--- Records for processing ---

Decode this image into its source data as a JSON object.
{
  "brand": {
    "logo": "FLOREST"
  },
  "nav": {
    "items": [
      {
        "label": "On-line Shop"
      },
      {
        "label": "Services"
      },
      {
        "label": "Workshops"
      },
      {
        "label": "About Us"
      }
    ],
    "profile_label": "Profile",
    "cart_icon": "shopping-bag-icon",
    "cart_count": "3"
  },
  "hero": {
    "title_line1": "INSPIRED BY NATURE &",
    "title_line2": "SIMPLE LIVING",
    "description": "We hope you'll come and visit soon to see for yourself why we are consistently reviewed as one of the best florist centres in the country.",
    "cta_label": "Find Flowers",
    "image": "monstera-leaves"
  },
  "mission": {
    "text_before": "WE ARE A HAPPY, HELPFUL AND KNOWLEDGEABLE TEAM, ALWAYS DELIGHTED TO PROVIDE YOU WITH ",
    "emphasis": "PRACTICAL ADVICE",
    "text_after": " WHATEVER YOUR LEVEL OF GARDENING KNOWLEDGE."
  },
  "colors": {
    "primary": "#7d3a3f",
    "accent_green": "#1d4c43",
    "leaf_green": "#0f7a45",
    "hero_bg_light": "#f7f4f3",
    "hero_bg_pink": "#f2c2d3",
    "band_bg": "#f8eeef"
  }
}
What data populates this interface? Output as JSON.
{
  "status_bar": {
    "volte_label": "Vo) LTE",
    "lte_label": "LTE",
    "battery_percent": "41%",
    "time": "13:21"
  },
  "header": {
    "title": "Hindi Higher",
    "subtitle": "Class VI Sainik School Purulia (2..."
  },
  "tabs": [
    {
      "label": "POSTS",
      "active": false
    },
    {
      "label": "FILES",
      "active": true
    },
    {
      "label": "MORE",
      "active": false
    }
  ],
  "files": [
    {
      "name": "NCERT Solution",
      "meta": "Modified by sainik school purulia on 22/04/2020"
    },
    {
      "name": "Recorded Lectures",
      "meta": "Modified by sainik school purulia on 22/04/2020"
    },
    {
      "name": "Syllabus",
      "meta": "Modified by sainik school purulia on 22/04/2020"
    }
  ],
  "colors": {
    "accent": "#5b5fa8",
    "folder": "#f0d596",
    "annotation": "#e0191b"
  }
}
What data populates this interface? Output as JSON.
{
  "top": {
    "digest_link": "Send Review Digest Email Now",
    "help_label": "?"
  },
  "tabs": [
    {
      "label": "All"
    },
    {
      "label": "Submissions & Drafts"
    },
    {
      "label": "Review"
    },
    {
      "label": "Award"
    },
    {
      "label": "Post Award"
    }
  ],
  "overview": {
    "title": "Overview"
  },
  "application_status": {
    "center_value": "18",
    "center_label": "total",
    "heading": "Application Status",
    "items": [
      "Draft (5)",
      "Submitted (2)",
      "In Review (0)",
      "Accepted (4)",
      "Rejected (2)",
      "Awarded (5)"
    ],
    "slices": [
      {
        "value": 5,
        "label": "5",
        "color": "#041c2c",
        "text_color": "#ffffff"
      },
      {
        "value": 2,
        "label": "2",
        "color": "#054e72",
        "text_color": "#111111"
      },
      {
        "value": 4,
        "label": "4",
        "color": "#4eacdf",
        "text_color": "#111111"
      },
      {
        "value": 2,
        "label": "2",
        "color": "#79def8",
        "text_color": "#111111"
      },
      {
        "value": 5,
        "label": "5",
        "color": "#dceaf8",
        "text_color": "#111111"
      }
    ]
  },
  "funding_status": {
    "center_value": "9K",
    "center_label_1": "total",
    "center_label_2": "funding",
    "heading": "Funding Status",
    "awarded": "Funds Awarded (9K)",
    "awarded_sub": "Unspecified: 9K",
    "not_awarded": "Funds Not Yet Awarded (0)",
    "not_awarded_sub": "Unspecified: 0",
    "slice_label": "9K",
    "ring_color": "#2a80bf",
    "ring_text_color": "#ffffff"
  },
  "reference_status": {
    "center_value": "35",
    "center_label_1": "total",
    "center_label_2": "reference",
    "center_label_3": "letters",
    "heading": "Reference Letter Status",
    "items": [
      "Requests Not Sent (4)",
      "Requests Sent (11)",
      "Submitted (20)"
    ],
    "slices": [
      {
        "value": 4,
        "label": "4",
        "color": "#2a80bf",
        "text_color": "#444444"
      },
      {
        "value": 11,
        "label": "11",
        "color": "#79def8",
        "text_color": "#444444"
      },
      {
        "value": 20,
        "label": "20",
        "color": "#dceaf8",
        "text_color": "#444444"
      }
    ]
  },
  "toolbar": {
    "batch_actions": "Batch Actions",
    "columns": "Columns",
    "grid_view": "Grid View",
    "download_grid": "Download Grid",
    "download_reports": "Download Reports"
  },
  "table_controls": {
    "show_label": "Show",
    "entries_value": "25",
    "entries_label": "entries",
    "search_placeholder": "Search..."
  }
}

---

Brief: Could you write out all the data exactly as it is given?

Written solution:
Decode this image into its source data as a JSON object.
{
  "brand": {
    "logo": "FLOREST"
  },
  "nav": {
    "items": [
      {
        "label": "On-line Shop"
      },
      {
        "label": "Services"
      },
      {
        "label": "Workshops"
      },
      {
        "label": "About Us"
      }
    ],
    "profile_label": "Profile",
    "cart_icon": "shopping-bag-icon",
    "cart_count": "3"
  },
  "hero": {
    "title_line1": "INSPIRED BY NATURE &",
    "title_line2": "SIMPLE LIVING",
    "description": "We hope you'll come and visit soon to see for yourself why we are consistently reviewed as one of the best florist centres in the country.",
    "cta_label": "Find Flowers",
    "image": "monstera-leaves"
  },
  "mission": {
    "text_before": "WE ARE A HAPPY, HELPFUL AND KNOWLEDGEABLE TEAM, ALWAYS DELIGHTED TO PROVIDE YOU WITH ",
    "emphasis": "PRACTICAL ADVICE",
    "text_after": " WHATEVER YOUR LEVEL OF GARDENING KNOWLEDGE."
  },
  "colors": {
    "primary": "#7d3a3f",
    "accent_green": "#1d4c43",
    "leaf_green": "#0f7a45",
    "hero_bg_light": "#f7f4f3",
    "hero_bg_pink": "#f2c2d3",
    "band_bg": "#f8eeef"
  }
}
What data populates this interface? Output as JSON.
{
  "status_bar": {
    "volte_label": "Vo) LTE",
    "lte_label": "LTE",
    "battery_percent": "41%",
    "time": "13:21"
  },
  "header": {
    "title": "Hindi Higher",
    "subtitle": "Class VI Sainik School Purulia (2..."
  },
  "tabs": [
    {
      "label": "POSTS",
      "active": false
    },
    {
      "label": "FILES",
      "active": true
    },
    {
      "label": "MORE",
      "active": false
    }
  ],
  "files": [
    {
      "name": "NCERT Solution",
      "meta": "Modified by sainik school purulia on 22/04/2020"
    },
    {
      "name": "Recorded Lectures",
      "meta": "Modified by sainik school purulia on 22/04/2020"
    },
    {
      "name": "Syllabus",
      "meta": "Modified by sainik school purulia on 22/04/2020"
    }
  ],
  "colors": {
    "accent": "#5b5fa8",
    "folder": "#f0d596",
    "annotation": "#e0191b"
  }
}
What data populates this interface? Output as JSON.
{
  "top": {
    "digest_link": "Send Review Digest Email Now",
    "help_label": "?"
  },
  "tabs": [
    {
      "label": "All"
    },
    {
      "label": "Submissions & Drafts"
    },
    {
      "label": "Review"
    },
    {
      "label": "Award"
    },
    {
      "label": "Post Award"
    }
  ],
  "overview": {
    "title": "Overview"
  },
  "application_status": {
    "center_value": "18",
    "center_label": "total",
    "heading": "Application Status",
    "items": [
      "Draft (5)",
      "Submitted (2)",
      "In Review (0)",
      "Accepted (4)",
      "Rejected (2)",
      "Awarded (5)"
    ],
    "slices": [
      {
        "value": 5,
        "label": "5",
        "color": "#041c2c",
        "text_color": "#ffffff"
      },
      {
        "value": 2,
        "label": "2",
        "color": "#054e72",
        "text_color": "#111111"
      },
      {
        "value": 4,
        "label": "4",
        "color": "#4eacdf",
        "text_color": "#111111"
      },
      {
        "value": 2,
        "label": "2",
        "color": "#79def8",
        "text_color": "#111111"
      },
      {
        "value": 5,
        "label": "5",
        "color": "#dceaf8",
        "text_color": "#111111"
      }
    ]
  },
  "funding_status": {
    "center_value": "9K",
    "center_label_1": "total",
    "center_label_2": "funding",
    "heading": "Funding Status",
    "awarded": "Funds Awarded (9K)",
    "awarded_sub": "Unspecified: 9K",
    "not_awarded": "Funds Not Yet Awarded (0)",
    "not_awarded_sub": "Unspecified: 0",
    "slice_label": "9K",
    "ring_color": "#2a80bf",
    "ring_text_color": "#ffffff"
  },
  "reference_status": {
    "center_value": "35",
    "center_label_1": "total",
    "center_label_2": "reference",
    "center_label_3": "letters",
    "heading": "Reference Letter Status",
    "items": [
      "Requests Not Sent (4)",
      "Requests Sent (11)",
      "Submitted (20)"
    ],
    "slices": [
      {
        "value": 4,
        "label": "4",
        "color": "#2a80bf",
        "text_color": "#444444"
      },
      {
        "value": 11,
        "label": "11",
        "color": "#79def8",
        "text_color": "#444444"
      },
      {
        "value": 20,
        "label": "20",
        "color": "#dceaf8",
        "text_color": "#444444"
      }
    ]
  },
  "toolbar": {
    "batch_actions": "Batch Actions",
    "columns": "Columns",
    "grid_view": "Grid View",
    "download_grid": "Download Grid",
    "download_reports": "Download Reports"
  },
  "table_controls": {
    "show_label": "Show",
    "entries_value": "25",
    "entries_label": "entries",
    "search_placeholder": "Search..."
  }
}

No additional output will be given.